Collected data entries:
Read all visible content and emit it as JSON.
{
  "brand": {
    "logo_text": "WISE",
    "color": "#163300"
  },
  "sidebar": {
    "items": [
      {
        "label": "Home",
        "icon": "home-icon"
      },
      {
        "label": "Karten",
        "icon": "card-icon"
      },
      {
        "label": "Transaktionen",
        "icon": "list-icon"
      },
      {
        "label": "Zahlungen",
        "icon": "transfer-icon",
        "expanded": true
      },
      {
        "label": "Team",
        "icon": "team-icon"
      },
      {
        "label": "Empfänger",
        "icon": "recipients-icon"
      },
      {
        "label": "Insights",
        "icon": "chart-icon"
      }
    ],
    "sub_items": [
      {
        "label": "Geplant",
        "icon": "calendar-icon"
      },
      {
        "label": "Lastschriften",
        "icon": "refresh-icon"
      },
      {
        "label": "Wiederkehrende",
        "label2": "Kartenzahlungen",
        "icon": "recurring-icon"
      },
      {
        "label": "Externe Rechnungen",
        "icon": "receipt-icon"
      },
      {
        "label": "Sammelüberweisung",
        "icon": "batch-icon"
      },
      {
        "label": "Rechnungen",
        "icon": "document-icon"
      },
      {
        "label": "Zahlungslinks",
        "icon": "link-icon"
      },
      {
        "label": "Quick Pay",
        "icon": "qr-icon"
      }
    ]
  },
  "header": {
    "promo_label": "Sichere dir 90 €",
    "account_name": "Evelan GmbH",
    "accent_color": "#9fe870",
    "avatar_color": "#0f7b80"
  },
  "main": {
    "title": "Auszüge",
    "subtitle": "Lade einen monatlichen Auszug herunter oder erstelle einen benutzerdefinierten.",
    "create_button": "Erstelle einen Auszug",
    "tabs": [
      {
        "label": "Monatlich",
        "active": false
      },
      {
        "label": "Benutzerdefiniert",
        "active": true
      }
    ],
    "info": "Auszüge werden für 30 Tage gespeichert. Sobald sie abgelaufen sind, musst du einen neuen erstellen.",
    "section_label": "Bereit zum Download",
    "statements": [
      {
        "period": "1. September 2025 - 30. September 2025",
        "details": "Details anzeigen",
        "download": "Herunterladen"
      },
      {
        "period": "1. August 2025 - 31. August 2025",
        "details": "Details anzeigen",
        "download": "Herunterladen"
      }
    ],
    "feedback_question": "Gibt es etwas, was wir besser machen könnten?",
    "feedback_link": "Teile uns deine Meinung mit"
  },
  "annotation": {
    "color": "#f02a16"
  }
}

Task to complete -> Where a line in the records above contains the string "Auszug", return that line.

Answer box ->
    "subtitle": "Lade einen monatlichen Auszug herunter oder erstelle einen benutzerdefinierten.",
    "create_button": "Erstelle einen Auszug",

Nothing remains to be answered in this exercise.